## What you are asked to do
Restate word for word, and only, the lines that extend from the line containing "Give me the" through the end of the records below.

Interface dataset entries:
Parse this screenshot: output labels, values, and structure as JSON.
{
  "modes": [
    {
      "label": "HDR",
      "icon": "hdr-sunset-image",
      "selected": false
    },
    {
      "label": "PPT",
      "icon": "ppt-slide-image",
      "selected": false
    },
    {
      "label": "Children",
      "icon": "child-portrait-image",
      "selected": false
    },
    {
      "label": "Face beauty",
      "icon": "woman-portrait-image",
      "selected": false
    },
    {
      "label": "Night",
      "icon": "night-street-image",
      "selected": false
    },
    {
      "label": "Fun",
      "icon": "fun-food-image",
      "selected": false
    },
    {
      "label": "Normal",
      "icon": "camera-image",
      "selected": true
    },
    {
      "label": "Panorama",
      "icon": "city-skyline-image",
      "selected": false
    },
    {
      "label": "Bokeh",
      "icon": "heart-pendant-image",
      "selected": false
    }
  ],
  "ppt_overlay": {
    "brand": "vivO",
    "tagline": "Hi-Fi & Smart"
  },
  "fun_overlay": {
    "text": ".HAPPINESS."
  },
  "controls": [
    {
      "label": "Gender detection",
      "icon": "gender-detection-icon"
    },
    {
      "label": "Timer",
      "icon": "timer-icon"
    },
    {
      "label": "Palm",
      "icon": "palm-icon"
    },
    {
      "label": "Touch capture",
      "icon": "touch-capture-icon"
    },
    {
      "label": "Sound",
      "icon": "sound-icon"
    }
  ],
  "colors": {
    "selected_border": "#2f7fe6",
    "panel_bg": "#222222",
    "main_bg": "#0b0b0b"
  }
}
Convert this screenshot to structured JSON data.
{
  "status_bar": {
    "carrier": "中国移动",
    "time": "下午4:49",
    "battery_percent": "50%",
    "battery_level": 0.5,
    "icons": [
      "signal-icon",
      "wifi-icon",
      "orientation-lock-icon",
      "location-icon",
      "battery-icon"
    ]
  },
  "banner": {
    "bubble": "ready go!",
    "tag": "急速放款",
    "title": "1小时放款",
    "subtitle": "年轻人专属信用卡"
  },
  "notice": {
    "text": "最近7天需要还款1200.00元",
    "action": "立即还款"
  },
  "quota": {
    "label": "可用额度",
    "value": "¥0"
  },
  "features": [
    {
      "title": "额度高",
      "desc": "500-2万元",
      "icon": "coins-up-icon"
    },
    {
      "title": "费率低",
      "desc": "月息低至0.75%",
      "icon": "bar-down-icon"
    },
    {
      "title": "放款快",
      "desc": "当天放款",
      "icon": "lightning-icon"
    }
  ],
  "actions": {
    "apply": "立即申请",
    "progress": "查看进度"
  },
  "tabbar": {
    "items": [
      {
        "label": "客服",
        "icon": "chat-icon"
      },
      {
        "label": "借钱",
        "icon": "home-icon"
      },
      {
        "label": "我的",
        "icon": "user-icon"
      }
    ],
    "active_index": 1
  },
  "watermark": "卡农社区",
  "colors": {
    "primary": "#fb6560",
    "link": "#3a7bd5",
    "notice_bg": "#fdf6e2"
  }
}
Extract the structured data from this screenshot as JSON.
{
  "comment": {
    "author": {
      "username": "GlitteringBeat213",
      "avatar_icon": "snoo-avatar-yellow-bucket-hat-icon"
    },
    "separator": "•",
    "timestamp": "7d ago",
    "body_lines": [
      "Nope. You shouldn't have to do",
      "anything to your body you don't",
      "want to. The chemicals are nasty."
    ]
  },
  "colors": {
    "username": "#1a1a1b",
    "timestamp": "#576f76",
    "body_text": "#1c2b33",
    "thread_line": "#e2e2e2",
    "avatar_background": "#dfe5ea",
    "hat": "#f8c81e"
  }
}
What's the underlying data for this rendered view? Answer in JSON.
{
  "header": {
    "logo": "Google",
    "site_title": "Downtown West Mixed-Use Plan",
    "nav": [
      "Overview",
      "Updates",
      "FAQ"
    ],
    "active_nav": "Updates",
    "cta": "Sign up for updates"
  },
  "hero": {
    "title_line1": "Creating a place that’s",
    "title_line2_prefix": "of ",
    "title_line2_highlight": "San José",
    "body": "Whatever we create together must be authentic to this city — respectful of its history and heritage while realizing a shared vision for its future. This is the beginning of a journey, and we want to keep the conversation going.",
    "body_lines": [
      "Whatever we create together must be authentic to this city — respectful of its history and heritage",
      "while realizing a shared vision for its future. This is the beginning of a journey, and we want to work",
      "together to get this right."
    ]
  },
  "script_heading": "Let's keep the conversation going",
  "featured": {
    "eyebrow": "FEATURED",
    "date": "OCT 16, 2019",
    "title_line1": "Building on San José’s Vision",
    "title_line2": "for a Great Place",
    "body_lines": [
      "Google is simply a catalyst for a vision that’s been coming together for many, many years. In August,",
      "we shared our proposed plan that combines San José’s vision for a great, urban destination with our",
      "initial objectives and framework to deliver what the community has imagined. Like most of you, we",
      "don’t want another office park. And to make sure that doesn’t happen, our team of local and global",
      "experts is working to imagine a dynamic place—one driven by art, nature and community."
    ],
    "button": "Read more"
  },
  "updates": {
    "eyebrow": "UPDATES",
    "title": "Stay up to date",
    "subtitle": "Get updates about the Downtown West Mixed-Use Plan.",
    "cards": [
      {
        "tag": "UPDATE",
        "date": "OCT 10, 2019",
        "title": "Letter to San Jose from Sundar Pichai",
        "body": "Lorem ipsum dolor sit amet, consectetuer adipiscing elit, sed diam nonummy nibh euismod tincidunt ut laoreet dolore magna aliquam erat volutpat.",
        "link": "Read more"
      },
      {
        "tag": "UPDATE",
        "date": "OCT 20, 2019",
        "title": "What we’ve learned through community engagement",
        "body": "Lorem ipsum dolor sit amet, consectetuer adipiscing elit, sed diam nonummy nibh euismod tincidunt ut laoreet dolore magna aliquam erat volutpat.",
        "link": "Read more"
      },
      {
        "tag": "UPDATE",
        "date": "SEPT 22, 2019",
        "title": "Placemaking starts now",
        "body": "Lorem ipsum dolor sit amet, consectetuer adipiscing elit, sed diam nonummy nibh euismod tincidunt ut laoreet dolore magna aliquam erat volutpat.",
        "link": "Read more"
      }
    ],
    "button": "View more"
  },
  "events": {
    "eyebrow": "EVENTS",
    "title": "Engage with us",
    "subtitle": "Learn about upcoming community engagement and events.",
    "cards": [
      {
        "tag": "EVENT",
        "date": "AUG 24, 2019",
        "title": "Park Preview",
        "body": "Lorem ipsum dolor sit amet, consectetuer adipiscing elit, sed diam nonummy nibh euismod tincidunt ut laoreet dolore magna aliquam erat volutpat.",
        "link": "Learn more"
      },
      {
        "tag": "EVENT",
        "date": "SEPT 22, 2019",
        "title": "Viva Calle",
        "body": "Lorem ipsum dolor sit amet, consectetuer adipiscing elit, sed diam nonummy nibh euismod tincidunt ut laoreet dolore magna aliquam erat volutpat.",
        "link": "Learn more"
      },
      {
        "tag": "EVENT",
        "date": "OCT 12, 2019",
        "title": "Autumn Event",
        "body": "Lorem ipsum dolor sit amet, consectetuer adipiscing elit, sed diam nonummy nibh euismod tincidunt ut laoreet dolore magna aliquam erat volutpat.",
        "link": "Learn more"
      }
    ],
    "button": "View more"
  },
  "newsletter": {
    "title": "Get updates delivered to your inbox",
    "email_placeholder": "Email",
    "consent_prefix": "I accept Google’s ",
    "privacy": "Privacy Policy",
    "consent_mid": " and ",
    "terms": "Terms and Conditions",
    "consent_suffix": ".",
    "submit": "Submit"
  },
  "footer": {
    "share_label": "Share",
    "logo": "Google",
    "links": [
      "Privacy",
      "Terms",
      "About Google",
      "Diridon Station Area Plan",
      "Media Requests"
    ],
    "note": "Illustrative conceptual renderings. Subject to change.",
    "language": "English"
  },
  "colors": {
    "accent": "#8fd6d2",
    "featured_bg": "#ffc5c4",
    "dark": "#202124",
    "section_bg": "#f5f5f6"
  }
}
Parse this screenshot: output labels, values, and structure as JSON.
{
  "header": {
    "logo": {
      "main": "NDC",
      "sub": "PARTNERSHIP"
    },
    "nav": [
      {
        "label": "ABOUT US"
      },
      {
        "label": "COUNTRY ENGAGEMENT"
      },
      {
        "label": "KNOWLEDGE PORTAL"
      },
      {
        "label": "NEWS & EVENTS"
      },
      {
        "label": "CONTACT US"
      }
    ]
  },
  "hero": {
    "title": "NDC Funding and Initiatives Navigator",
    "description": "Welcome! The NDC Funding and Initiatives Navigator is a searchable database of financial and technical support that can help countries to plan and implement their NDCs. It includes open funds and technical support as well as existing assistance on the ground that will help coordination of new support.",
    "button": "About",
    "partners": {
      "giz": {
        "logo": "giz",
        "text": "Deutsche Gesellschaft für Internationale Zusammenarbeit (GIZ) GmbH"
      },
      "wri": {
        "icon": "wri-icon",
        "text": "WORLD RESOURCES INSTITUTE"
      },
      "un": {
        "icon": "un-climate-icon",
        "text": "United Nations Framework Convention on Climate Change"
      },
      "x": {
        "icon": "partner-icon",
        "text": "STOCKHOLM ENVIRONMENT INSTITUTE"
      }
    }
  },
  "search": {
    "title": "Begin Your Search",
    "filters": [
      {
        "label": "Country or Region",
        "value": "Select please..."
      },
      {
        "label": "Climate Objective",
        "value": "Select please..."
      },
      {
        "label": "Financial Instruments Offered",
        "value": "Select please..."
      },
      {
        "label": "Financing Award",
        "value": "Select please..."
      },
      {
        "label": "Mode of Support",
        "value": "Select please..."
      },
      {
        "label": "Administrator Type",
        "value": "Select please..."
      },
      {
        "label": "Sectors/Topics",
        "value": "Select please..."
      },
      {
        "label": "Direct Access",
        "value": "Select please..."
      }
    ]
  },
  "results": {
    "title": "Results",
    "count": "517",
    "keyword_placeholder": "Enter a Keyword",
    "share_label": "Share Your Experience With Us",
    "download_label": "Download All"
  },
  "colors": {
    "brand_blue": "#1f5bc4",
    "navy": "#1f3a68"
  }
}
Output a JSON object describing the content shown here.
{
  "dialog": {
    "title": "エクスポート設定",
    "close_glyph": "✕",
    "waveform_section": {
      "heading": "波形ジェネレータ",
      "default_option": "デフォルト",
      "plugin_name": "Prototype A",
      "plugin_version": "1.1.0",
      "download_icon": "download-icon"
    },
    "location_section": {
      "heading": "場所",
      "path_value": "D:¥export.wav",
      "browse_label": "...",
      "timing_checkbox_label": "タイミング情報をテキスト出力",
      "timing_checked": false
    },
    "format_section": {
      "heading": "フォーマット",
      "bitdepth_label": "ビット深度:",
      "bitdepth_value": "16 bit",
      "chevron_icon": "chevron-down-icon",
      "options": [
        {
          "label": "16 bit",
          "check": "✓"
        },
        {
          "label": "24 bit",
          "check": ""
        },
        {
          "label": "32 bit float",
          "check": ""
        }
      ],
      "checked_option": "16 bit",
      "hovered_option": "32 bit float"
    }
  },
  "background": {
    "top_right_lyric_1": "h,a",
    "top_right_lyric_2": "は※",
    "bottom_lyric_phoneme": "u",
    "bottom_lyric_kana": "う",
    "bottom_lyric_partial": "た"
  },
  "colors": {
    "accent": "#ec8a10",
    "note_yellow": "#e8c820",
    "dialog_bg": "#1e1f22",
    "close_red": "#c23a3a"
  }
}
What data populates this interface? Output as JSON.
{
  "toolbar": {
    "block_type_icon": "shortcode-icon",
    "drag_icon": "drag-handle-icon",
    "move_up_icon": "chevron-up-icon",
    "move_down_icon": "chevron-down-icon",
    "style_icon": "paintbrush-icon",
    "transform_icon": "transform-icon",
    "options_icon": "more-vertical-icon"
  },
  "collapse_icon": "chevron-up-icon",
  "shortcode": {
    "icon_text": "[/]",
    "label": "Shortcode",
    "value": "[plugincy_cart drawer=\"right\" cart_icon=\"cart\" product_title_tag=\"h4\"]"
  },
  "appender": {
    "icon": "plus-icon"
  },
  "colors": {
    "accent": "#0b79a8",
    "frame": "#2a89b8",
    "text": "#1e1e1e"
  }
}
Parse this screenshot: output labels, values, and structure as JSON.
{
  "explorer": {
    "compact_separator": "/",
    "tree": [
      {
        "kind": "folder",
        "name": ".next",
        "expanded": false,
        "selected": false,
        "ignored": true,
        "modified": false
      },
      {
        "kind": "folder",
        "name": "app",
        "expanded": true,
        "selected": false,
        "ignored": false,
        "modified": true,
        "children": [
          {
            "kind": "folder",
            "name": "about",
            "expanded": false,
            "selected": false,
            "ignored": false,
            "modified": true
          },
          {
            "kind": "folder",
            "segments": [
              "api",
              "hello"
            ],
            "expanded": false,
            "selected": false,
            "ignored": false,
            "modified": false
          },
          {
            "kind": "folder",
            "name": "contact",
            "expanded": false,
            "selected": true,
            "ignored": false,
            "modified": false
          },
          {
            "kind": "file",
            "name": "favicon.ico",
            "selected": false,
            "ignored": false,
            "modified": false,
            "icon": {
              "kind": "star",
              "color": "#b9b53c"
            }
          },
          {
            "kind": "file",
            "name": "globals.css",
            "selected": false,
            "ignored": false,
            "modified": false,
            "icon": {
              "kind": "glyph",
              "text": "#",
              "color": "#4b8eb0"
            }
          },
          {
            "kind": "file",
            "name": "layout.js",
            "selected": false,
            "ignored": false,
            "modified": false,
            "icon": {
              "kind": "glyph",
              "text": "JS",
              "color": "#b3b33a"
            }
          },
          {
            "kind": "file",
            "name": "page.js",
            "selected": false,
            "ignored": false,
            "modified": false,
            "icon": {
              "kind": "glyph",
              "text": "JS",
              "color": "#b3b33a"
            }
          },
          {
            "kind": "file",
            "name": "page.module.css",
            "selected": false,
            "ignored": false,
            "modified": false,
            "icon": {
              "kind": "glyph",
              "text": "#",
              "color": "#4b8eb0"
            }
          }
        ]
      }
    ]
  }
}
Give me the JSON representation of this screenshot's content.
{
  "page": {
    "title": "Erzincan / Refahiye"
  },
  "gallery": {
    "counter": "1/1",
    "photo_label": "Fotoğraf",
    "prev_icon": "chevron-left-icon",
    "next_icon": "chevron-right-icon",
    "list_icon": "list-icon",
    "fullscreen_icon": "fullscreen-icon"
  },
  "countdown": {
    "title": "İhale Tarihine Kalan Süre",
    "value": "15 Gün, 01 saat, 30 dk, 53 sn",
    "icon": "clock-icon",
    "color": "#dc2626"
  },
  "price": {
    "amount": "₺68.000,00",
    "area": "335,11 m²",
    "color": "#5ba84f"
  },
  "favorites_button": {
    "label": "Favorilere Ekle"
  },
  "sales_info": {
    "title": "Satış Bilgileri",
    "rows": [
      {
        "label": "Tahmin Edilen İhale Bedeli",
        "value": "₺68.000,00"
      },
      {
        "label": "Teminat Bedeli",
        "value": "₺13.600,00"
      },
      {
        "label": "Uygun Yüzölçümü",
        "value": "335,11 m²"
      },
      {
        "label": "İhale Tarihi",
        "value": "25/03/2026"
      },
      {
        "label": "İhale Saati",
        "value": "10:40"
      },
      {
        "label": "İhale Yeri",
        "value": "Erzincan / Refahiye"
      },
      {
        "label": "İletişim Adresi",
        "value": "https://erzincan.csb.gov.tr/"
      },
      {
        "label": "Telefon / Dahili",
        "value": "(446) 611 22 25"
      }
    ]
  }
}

## Response to the exercise
Give me the JSON representation of this screenshot's content.
{
  "page": {
    "title": "Erzincan / Refahiye"
  },
  "gallery": {
    "counter": "1/1",
    "photo_label": "Fotoğraf",
    "prev_icon": "chevron-left-icon",
    "next_icon": "chevron-right-icon",
    "list_icon": "list-icon",
    "fullscreen_icon": "fullscreen-icon"
  },
  "countdown": {
    "title": "İhale Tarihine Kalan Süre",
    "value": "15 Gün, 01 saat, 30 dk, 53 sn",
    "icon": "clock-icon",
    "color": "#dc2626"
  },
  "price": {
    "amount": "₺68.000,00",
    "area": "335,11 m²",
    "color": "#5ba84f"
  },
  "favorites_button": {
    "label": "Favorilere Ekle"
  },
  "sales_info": {
    "title": "Satış Bilgileri",
    "rows": [
      {
        "label": "Tahmin Edilen İhale Bedeli",
        "value": "₺68.000,00"
      },
      {
        "label": "Teminat Bedeli",
        "value": "₺13.600,00"
      },
      {
        "label": "Uygun Yüzölçümü",
        "value": "335,11 m²"
      },
      {
        "label": "İhale Tarihi",
        "value": "25/03/2026"
      },
      {
        "label": "İhale Saati",
        "value": "10:40"
      },
      {
        "label": "İhale Yeri",
        "value": "Erzincan / Refahiye"
      },
      {
        "label": "İletişim Adresi",
        "value": "https://erzincan.csb.gov.tr/"
      },
      {
        "label": "Telefon / Dahili",
        "value": "(446) 611 22 25"
      }
    ]
  }
}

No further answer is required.